Excerpts from an interface dataset:
::::::

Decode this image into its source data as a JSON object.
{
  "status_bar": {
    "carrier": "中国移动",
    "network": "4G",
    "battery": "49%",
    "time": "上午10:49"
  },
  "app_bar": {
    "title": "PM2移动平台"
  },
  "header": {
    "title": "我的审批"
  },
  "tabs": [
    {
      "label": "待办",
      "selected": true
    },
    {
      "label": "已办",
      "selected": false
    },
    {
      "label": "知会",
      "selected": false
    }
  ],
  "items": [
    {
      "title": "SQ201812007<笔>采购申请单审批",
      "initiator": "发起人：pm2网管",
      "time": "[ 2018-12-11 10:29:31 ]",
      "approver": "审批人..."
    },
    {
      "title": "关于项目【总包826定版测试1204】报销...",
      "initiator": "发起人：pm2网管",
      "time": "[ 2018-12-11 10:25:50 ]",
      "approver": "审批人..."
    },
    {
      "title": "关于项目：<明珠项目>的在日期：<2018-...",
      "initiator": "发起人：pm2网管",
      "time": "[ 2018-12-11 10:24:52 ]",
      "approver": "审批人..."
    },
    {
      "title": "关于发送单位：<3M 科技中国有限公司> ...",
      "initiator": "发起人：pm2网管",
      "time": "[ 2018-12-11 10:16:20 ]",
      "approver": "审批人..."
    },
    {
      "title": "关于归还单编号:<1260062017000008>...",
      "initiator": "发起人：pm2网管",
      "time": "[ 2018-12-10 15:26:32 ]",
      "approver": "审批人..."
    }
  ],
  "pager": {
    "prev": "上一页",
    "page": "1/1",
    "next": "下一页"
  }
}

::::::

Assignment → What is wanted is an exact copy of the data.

Problem solution →
Decode this image into its source data as a JSON object.
{
  "status_bar": {
    "carrier": "中国移动",
    "network": "4G",
    "battery": "49%",
    "time": "上午10:49"
  },
  "app_bar": {
    "title": "PM2移动平台"
  },
  "header": {
    "title": "我的审批"
  },
  "tabs": [
    {
      "label": "待办",
      "selected": true
    },
    {
      "label": "已办",
      "selected": false
    },
    {
      "label": "知会",
      "selected": false
    }
  ],
  "items": [
    {
      "title": "SQ201812007<笔>采购申请单审批",
      "initiator": "发起人：pm2网管",
      "time": "[ 2018-12-11 10:29:31 ]",
      "approver": "审批人..."
    },
    {
      "title": "关于项目【总包826定版测试1204】报销...",
      "initiator": "发起人：pm2网管",
      "time": "[ 2018-12-11 10:25:50 ]",
      "approver": "审批人..."
    },
    {
      "title": "关于项目：<明珠项目>的在日期：<2018-...",
      "initiator": "发起人：pm2网管",
      "time": "[ 2018-12-11 10:24:52 ]",
      "approver": "审批人..."
    },
    {
      "title": "关于发送单位：<3M 科技中国有限公司> ...",
      "initiator": "发起人：pm2网管",
      "time": "[ 2018-12-11 10:16:20 ]",
      "approver": "审批人..."
    },
    {
      "title": "关于归还单编号:<1260062017000008>...",
      "initiator": "发起人：pm2网管",
      "time": "[ 2018-12-10 15:26:32 ]",
      "approver": "审批人..."
    }
  ],
  "pager": {
    "prev": "上一页",
    "page": "1/1",
    "next": "下一页"
  }
}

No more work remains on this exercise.